Take work out of commission

Moves in the mortgage industry towards better commission payments trails are set to expand the data volumes to be processed. Technology can help you stay in the game but it must be based on a widely used data standard or it might increase rather than reduce the workload

It is beginning to dawn on many networks, packagers and mortgage intermediaries that they need to deal more efficiently with commission payments. Those stuck in the initial commission world are safe and sound with low volume, high value cases – as long as that’s where they want to stay.

But how long will that world last when the Financial Services Authority seems set on removing indemnity payments in the life and pensions industry and moving the market towards a fee-based structure? This may present a challenge for brokers if the mortgage industry moves to a fee basis or if lenders start to pay trail commission.

Independent financial advisers and their networks that are moving to a ‘fee plus trail’ model for insurance and investments will see their consultants and advisers need to share in the trail payments. They need to manage and account for these payments.

Small firms are often more at ease doing this manually. Yet as time goes on, the vol” The biggest stumbling block for intermediaries, networks and distributors is the quality of existing back-office data”ume of trail payments will grow, rising by the number of investments, life assurance and protection policies and, maybe in the future, mortgages sold in the previous month. Networks have coped well so far but the requirement to split insurance commissions from the outset has driven most of them to use technology to deal with the issue.

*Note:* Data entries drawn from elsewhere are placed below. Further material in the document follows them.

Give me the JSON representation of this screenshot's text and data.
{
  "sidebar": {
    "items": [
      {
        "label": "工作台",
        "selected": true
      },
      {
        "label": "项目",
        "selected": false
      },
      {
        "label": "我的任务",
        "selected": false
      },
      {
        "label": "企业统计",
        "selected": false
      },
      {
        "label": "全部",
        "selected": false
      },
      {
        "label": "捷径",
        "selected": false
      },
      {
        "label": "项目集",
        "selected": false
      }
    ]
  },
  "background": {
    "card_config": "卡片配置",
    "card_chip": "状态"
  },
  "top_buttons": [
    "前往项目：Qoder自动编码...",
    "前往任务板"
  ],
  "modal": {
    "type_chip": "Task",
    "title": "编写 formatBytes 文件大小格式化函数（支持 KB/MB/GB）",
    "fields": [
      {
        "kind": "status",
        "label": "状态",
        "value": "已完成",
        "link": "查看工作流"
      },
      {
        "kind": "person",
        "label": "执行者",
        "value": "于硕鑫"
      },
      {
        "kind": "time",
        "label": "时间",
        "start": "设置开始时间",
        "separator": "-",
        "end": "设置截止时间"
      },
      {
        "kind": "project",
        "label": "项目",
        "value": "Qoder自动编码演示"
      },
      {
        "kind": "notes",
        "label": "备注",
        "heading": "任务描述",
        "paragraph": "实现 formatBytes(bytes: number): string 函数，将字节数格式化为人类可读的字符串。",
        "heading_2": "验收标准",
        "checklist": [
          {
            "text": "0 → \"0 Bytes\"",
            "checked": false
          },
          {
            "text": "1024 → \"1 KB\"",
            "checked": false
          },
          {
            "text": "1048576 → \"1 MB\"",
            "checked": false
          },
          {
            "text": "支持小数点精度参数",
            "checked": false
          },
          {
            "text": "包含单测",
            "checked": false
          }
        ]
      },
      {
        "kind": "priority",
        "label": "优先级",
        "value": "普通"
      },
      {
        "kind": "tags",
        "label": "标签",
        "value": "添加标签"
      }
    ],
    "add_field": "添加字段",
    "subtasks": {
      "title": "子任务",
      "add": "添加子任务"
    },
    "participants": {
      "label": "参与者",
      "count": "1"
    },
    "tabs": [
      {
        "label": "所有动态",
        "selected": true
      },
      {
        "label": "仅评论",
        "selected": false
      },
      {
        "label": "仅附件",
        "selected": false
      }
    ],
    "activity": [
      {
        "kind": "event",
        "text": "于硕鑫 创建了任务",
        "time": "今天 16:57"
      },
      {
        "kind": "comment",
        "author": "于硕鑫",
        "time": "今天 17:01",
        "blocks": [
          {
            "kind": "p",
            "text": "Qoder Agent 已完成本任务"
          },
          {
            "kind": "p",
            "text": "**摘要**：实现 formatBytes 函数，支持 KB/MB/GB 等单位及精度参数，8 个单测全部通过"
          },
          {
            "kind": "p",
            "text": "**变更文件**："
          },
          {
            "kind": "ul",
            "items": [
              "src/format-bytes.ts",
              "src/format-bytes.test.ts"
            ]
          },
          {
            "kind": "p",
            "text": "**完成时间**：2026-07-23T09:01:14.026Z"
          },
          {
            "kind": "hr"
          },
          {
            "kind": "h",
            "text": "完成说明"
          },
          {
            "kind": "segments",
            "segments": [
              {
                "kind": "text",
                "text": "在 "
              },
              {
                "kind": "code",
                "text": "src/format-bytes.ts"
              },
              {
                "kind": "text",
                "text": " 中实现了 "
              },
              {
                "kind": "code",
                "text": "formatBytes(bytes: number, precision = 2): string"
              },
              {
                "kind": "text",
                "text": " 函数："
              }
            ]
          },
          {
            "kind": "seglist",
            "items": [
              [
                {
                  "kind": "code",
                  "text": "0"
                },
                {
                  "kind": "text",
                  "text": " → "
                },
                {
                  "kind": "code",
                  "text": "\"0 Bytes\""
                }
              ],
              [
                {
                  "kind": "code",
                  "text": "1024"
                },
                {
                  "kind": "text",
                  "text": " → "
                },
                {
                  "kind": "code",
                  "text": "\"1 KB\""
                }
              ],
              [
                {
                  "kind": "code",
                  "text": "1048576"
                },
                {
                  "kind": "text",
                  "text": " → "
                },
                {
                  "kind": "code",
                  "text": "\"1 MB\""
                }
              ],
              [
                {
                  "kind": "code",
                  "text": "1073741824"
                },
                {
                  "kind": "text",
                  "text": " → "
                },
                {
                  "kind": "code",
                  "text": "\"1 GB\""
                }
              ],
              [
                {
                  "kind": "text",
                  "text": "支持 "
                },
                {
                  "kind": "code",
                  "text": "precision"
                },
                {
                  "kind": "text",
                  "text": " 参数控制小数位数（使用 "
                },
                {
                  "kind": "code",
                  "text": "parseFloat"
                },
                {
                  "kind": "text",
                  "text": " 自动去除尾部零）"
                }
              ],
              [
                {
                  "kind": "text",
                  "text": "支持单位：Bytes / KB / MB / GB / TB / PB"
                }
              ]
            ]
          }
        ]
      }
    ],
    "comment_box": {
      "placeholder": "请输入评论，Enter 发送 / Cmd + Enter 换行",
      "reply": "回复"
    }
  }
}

Brokers, networks and packagers will not be immune to the issues caused by a massive and exponential growth in the volume of commission payments. For networks, many of which are relatively new, the time will come when the real volume kicks in – with payments for each policy sold every month increasing every month.

Intermediaries, networks and distributors have to take data on commissions from their lender panel, life companies and protection providers which send out data in different formats. One technology solution is delivered by CBoxx, which specialises in assisting IFAs reconcile commissions. It is easier to reconcile commission payments in the life and pensions industry as it has a data standard maintained by Origo for commission data and this is widely used.

CBoxx’s experience indicates the biggest stumbling block for intermediaries, networks and distributors is the quality of existing back-office data. Producing an electronic version of the commission statement from lenders is one thing – being able to match individual payments to individual case records is another. Unless there is good quality data to match against, the amount of work could increase rather than reduce.

Strategic thinkers should consider how they can establish standards for new business commission tracking so that intermediaries can take commission data from all their lenders using the same XML standards. This would offer benefits apart from time saved by not having to chase providers to track progress on new business commission. XML standards could also help distributors pre-populate their own databases.


Frank Eve is managing director of Frank Eve Consulting